> [Instructions for the task]
Every record is to be duplicated exactly as it reads, without its images.

*** Opening Records to process ***

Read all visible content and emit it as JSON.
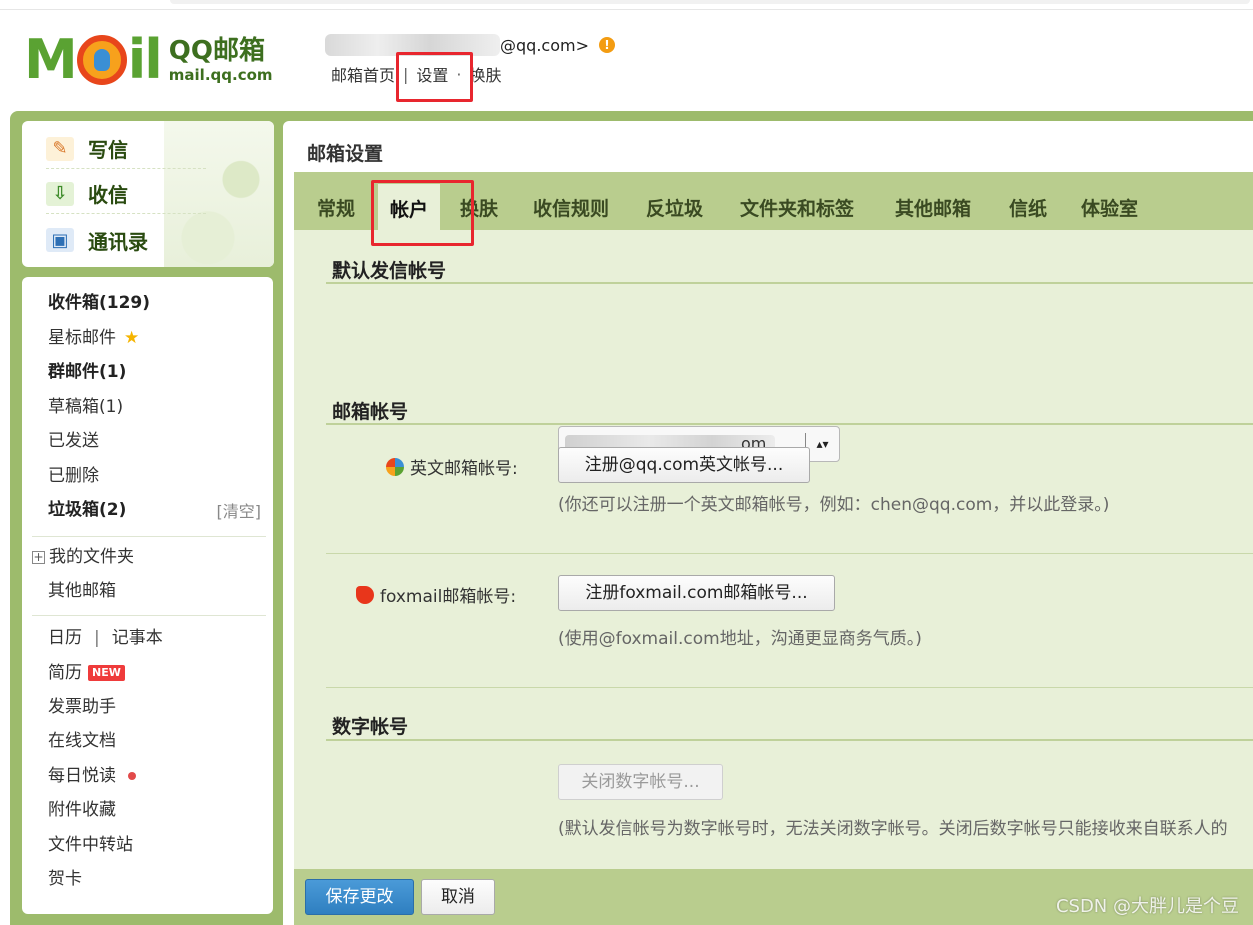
{
  "header": {
    "brand_cn": "QQ邮箱",
    "brand_url": "mail.qq.com",
    "account_suffix": "@qq.com>",
    "links": [
      "邮箱首页",
      "设置",
      "换肤"
    ],
    "link_sep": "|"
  },
  "quick_actions": [
    {
      "label": "写信",
      "icon": "pencil-icon"
    },
    {
      "label": "收信",
      "icon": "inbox-download-icon"
    },
    {
      "label": "通讯录",
      "icon": "contact-card-icon"
    }
  ],
  "folders": {
    "inbox": "收件箱(129)",
    "starred": "星标邮件",
    "group": "群邮件(1)",
    "drafts": "草稿箱(1)",
    "sent": "已发送",
    "deleted": "已删除",
    "spam": "垃圾箱(2)",
    "spam_clear": "[清空]",
    "my_folders": "我的文件夹",
    "other_mailbox": "其他邮箱",
    "calendar": "日历",
    "notes_sep": "|",
    "notes": "记事本",
    "resume": "简历",
    "new_badge": "NEW",
    "invoice": "发票助手",
    "docs": "在线文档",
    "daily_read": "每日悦读",
    "attachments": "附件收藏",
    "transfer": "文件中转站",
    "cards": "贺卡"
  },
  "main": {
    "title": "邮箱设置",
    "tabs": [
      "常规",
      "帐户",
      "换肤",
      "收信规则",
      "反垃圾",
      "文件夹和标签",
      "其他邮箱",
      "信纸",
      "体验室"
    ],
    "active_tab": "帐户",
    "sections": {
      "default_sender": "默认发信帐号",
      "mail_accounts": "邮箱帐号",
      "digit_account": "数字帐号"
    },
    "select_visible": "om",
    "english_label": "英文邮箱帐号:",
    "english_button": "注册@qq.com英文帐号...",
    "english_hint": "(你还可以注册一个英文邮箱帐号，例如：chen@qq.com，并以此登录。)",
    "foxmail_label": "foxmail邮箱帐号:",
    "foxmail_button": "注册foxmail.com邮箱帐号...",
    "foxmail_hint": "(使用@foxmail.com地址，沟通更显商务气质。)",
    "digit_button": "关闭数字帐号...",
    "digit_hint": "(默认发信帐号为数字帐号时，无法关闭数字帐号。关闭后数字帐号只能接收来自联系人的"
  },
  "footer": {
    "save": "保存更改",
    "cancel": "取消"
  },
  "watermark": "CSDN @大胖儿是个豆",
  "colors": {
    "frame_green": "#9dbb6c",
    "tab_bar": "#b9cd8e",
    "content_bg": "#e8f0d8",
    "highlight_red": "#e8262e",
    "save_blue": "#2f7fc0"
  }
}
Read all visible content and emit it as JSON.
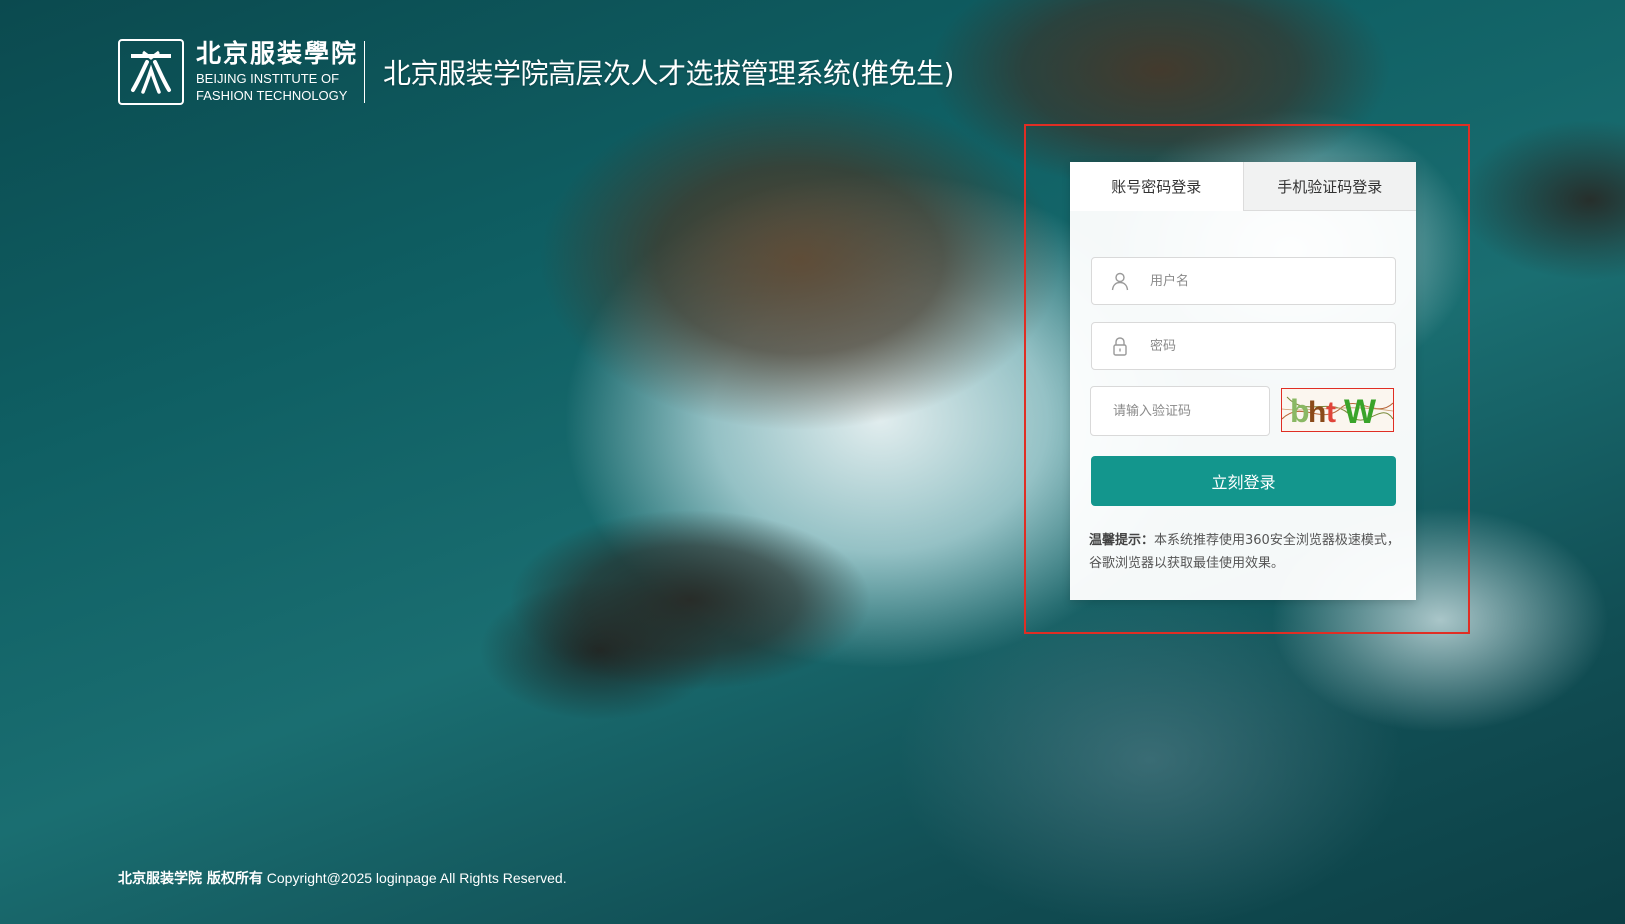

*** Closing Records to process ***

> [Reply to the exercise]
Read all visible content and emit it as JSON.
{
  "header": {
    "brand_cn": "QQ邮箱",
    "brand_url": "mail.qq.com",
    "account_suffix": "@qq.com>",
    "links": [
      "邮箱首页",
      "设置",
      "换肤"
    ],
    "link_sep": "|"
  },
  "quick_actions": [
    {
      "label": "写信",
      "icon": "pencil-icon"
    },
    {
      "label": "收信",
      "icon": "inbox-download-icon"
    },
    {
      "label": "通讯录",
      "icon": "contact-card-icon"
    }
  ],
  "folders": {
    "inbox": "收件箱(129)",
    "starred": "星标邮件",
    "group": "群邮件(1)",
    "drafts": "草稿箱(1)",
    "sent": "已发送",
    "deleted": "已删除",
    "spam": "垃圾箱(2)",
    "spam_clear": "[清空]",
    "my_folders": "我的文件夹",
    "other_mailbox": "其他邮箱",
    "calendar": "日历",
    "notes_sep": "|",
    "notes": "记事本",
    "resume": "简历",
    "new_badge": "NEW",
    "invoice": "发票助手",
    "docs": "在线文档",
    "daily_read": "每日悦读",
    "attachments": "附件收藏",
    "transfer": "文件中转站",
    "cards": "贺卡"
  },
  "main": {
    "title": "邮箱设置",
    "tabs": [
      "常规",
      "帐户",
      "换肤",
      "收信规则",
      "反垃圾",
      "文件夹和标签",
      "其他邮箱",
      "信纸",
      "体验室"
    ],
    "active_tab": "帐户",
    "sections": {
      "default_sender": "默认发信帐号",
      "mail_accounts": "邮箱帐号",
      "digit_account": "数字帐号"
    },
    "select_visible": "om",
    "english_label": "英文邮箱帐号:",
    "english_button": "注册@qq.com英文帐号...",
    "english_hint": "(你还可以注册一个英文邮箱帐号，例如：chen@qq.com，并以此登录。)",
    "foxmail_label": "foxmail邮箱帐号:",
    "foxmail_button": "注册foxmail.com邮箱帐号...",
    "foxmail_hint": "(使用@foxmail.com地址，沟通更显商务气质。)",
    "digit_button": "关闭数字帐号...",
    "digit_hint": "(默认发信帐号为数字帐号时，无法关闭数字帐号。关闭后数字帐号只能接收来自联系人的"
  },
  "footer": {
    "save": "保存更改",
    "cancel": "取消"
  },
  "watermark": "CSDN @大胖儿是个豆",
  "colors": {
    "frame_green": "#9dbb6c",
    "tab_bar": "#b9cd8e",
    "content_bg": "#e8f0d8",
    "highlight_red": "#e8262e",
    "save_blue": "#2f7fc0"
  }
}
Read all visible content and emit it as JSON.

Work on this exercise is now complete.